by George Will
"Does Obama have the sort of adviser a candidate most needs - someone sufficiently unenthralled to tell him when he has worked one pedal on the organ too much? If so, he should be told: Enough, already, with the we-are-who-we-have-been-waiting-for rhetorical cotton candy that elevates narcissism to a political philosophy.
And no more locutions such as "citizen of the world" and "global citizenship." If they meant anything in Berlin, they meant that Obama wanted Berliners to know that he is proudly cosmopolitan. Cosmopolitanism isn't, however, an asset for US presidential candidates.

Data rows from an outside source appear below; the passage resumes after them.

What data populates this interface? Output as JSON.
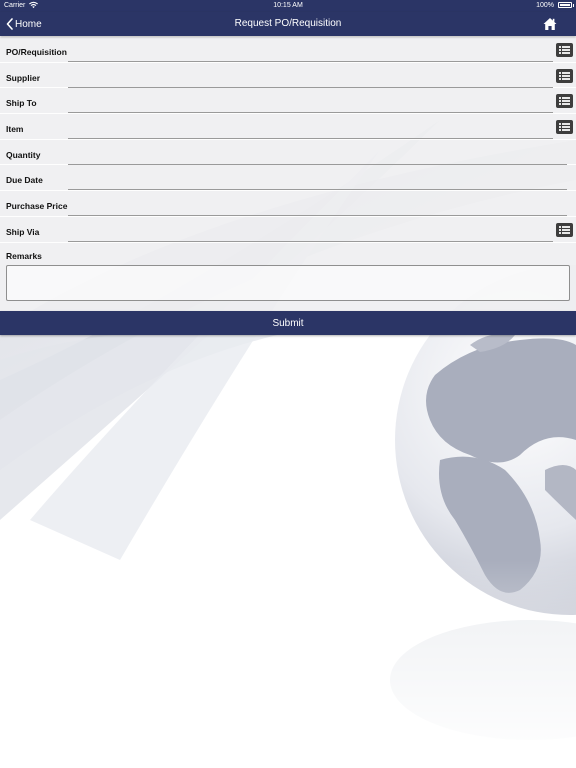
{
  "status_bar": {
    "carrier": "Carrier",
    "time": "10:15 AM",
    "battery": "100%",
    "wifi_icon": "wifi-icon",
    "battery_icon": "battery-icon"
  },
  "nav": {
    "back_label": "Home",
    "back_icon": "chevron-left-icon",
    "title": "Request PO/Requisition",
    "home_icon": "home-icon",
    "color": "#2b3566"
  },
  "form": {
    "fields": [
      {
        "label": "PO/Requisition",
        "value": "",
        "has_picker": true
      },
      {
        "label": "Supplier",
        "value": "",
        "has_picker": true
      },
      {
        "label": "Ship To",
        "value": "",
        "has_picker": true
      },
      {
        "label": "Item",
        "value": "",
        "has_picker": true
      },
      {
        "label": "Quantity",
        "value": "",
        "has_picker": false
      },
      {
        "label": "Due Date",
        "value": "",
        "has_picker": false
      },
      {
        "label": "Purchase Price",
        "value": "",
        "has_picker": false
      },
      {
        "label": "Ship Via",
        "value": "",
        "has_picker": true
      }
    ],
    "picker_icon": "list-icon",
    "remarks_label": "Remarks",
    "remarks_value": ""
  },
  "submit_label": "Submit"
}
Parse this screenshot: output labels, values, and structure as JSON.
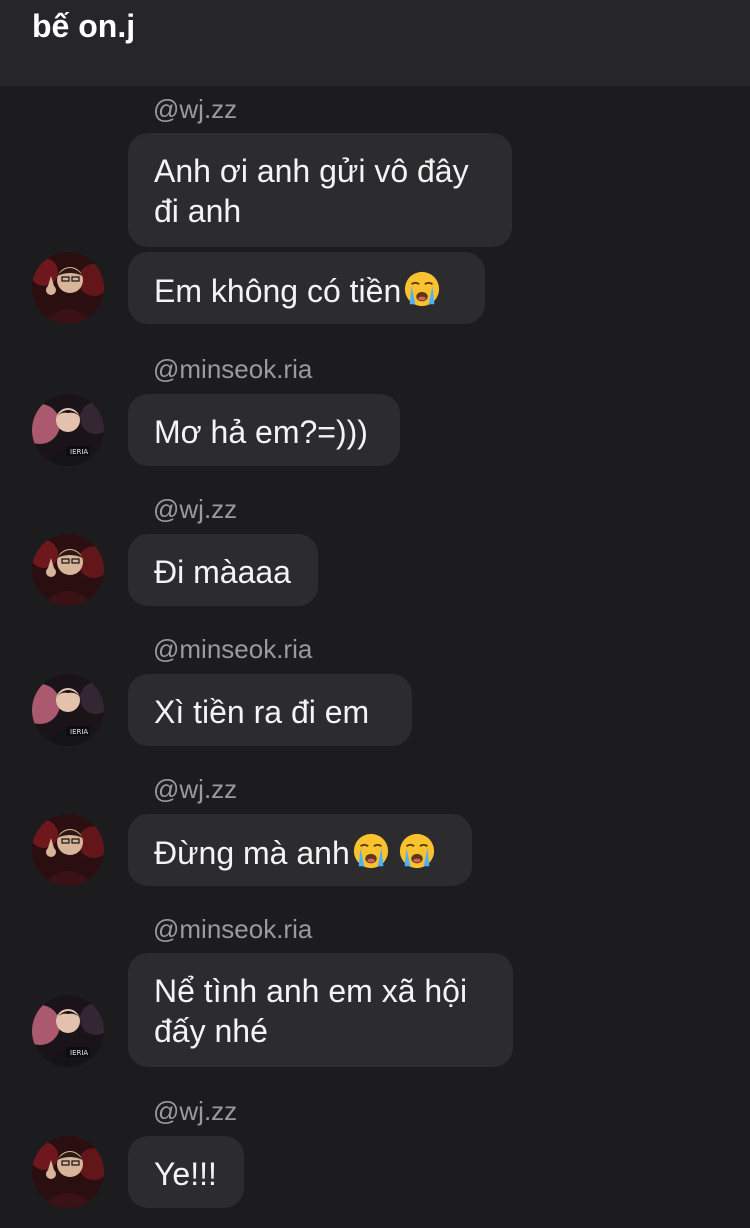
{
  "header": {
    "title": "bế on.j"
  },
  "messages": {
    "m1_user": "@wj.zz",
    "m1_line1": "Anh ơi anh gửi vô đây",
    "m1_line2": "đi anh",
    "m2_text": "Em không có tiền",
    "m3_user": "@minseok.ria",
    "m3_text": "Mơ hả em?=)))",
    "m4_user": "@wj.zz",
    "m4_text": "Đi màaaa",
    "m5_user": "@minseok.ria",
    "m5_text": "Xì tiền ra đi em",
    "m6_user": "@wj.zz",
    "m6_text": "Đừng mà anh",
    "m7_user": "@minseok.ria",
    "m7_line1": "Nể tình anh em xã hội",
    "m7_line2": "đấy nhé",
    "m8_user": "@wj.zz",
    "m8_text": "Ye!!!"
  },
  "icons": {
    "crying_emoji": "loudly-crying-face-icon",
    "avatar_wj": "avatar-wj-zz",
    "avatar_minseok": "avatar-minseok-ria"
  },
  "colors": {
    "background": "#1c1c1e",
    "header": "#262628",
    "bubble": "#2c2c2e",
    "username": "#9a9a9e"
  }
}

Least of all is it an asset for Obama, who needs to seem comfortable with America's vibrant and very un-European patriotism.
Otherwise, "citizen of the world" and "global citizenship" are, strictly speaking, nonsense. Citizenship is defined by legal and loyalty attachments to a particular political entity with a distinctive regime and culture. Neither the world nor the globe is such an entity.
In Berlin, Obama neared self-parody with a rhetoric of Leave No Metaphor Behind. "Walls"? Down with them. "Bridges"? Build new ones between this and that. "A new dawn"? The Middle East deserves one. And Berlin was the wrong place to vow to "remake the world once again." Modern Berlin rose from rubble that was the result of the last attempt at remaking "the world."
Of course, from Obama, such tropes, although silly, are not menacing, any more than they were from Ronald Reagan, who was incorrigibly fond of perhaps the least conservative, and therefore the most absurd, proposition ever penned by a political philosopher, Thomas Paine's "we have it in our power to begin the world over again." No. We. Don't.
The world is a fact, and facts are indeed stubborn things. After eight years, if such there are, of an Obama presidency, if such there is, the world'll look much as it does today - if we are lucky.
Sweeping changes are almost always consequences of calamities - often of wars, sometimes of people determined to "remake the world." Wise voters hanker for candidates whose principal promise is that they will do their best to muddle through without breaking too much crockery."
Barack Obama says what his handlers tell him to say. Left to his own devices, the stuttering jughead is incapable of framing a response to "Hello."